The holidays can be an opportunity to reconnect with children who’ve been living away from home — many for the first time. Although it’s reasonable to expect it to be a happy experience, it can be full of challenges as well.
Dr. Gail Saltz, a psychiatrist with New York Presbyterian Hospital, puts it into a nutshell: ‘On the one hand, you are looking forward to seeing your child’. You expect [him or her] to be the same person they were when they left to go off to school. You expect them to step back into the role they had before ‘ doing household chores and following the rules of the family.
[But] your college kid just wants to come home and sleep, hang out with old and new friends, stay out all night and generally do whatever they’ve been doing at school.’
If this sounds familiar, the first thing you have to do is get rid of the ‘shoulds.’ For example, ‘He should spend more time with me. After all, I pay his tuition!’ Not so fast. You chose to have this child, and you chose to send him to college because you see it as part of your responsibility for getting him launched into society. That’s fine, but you’re not entitled to attach strings to this bargain, because he or she never made a bargain in the first place.
Does this mean he or she has a blank check to act irresponsibly on your nickel? No. But what we’re talking about is your feeling that because you’ve done all these things for your child that you are entitled to be his special friend. Not so. Most young people in this situation are sensitive to being treated as young children, or even as teenagers. They want to be grown ups. They’ve been in a largely unstructured environment for the last few months. They don’t want curfews. They don’t want to be constantly questioned or nagged. This is all natural.
Dr. Saltz encourages an ‘adult-to-adult relationship.’ When your child returns for the summer or for the holidays, wait a week or two and see what boundaries and guidelines he or she has set for him- or herself. If your child is flourishing in college, then this indicates maturity and self-responsibility. Don’t insult your young adult by treating him as a child if he has, in fact, been functioning as a competent member of a college community.
Some discussion about boundaries will be inevitable, but don’t say ‘You’re in my house, and you’re going to live by my rules.’ If you’ve figured out how to enforce rules against a nineteen-year-old’s will, then my hat is off to you. But I suggest simply treating them as you would a fellow adult. Say something like, ‘I realize you live on your own during the school year and you don’t have to answer to me. But let’s be realistic: If it’s 2 a.m. and I haven’t heard from you, I’m going to worry.

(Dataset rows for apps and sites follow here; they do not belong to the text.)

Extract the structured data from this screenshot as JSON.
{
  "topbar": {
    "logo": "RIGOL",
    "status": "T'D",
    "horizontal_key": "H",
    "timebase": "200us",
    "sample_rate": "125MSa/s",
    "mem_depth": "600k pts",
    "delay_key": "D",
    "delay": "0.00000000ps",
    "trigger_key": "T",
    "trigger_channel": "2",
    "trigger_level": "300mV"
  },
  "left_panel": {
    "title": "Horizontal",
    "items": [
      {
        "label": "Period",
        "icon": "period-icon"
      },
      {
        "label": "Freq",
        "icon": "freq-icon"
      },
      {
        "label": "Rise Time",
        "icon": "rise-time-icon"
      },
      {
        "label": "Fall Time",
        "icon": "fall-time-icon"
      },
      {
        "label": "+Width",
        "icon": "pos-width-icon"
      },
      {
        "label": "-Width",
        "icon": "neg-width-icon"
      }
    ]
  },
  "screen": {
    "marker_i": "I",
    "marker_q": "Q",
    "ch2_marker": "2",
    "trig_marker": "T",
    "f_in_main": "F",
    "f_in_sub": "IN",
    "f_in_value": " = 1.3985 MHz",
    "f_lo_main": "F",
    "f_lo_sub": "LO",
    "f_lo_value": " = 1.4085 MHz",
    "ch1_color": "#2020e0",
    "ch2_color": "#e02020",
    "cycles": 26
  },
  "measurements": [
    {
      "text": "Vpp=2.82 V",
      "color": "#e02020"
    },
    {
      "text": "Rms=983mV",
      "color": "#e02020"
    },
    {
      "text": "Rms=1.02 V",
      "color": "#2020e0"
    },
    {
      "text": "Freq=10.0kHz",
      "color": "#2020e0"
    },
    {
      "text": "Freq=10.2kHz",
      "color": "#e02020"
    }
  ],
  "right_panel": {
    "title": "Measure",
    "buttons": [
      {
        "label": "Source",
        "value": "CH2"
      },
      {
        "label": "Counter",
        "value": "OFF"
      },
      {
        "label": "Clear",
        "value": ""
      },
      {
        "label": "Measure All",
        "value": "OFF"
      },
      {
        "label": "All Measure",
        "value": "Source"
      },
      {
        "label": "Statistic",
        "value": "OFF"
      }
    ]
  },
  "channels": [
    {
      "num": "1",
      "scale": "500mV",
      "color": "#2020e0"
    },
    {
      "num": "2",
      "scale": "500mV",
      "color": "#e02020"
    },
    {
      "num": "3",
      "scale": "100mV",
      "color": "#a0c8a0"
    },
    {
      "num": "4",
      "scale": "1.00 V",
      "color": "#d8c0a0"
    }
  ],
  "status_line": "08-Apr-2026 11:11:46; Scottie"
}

That’s stressful for me. I have some suggestions on how to better stay in touch. Can I run them by you? I’m open to your ideas as well.’ A little respect can go a long way.
You’re still the parent here. You’re taking the lead and you’re not really offering a choice. But you’re not setting rules from ‘on high’ either. The same adult-to-adult approach applies to other issues, such as the car. You wouldn’t allow anybody else to use your car indiscriminately, so why would you allow a nineteen year-old to do so? Set common-sense limits and constraints, because those are part of life for everyone. The key is simply how you communicate them.
The issue here is attitude, and whether you view him or her as a child or an adult. I can guarantee that your young adult will know the answer. And, by your attitude, you can make sure it’s the answer you want.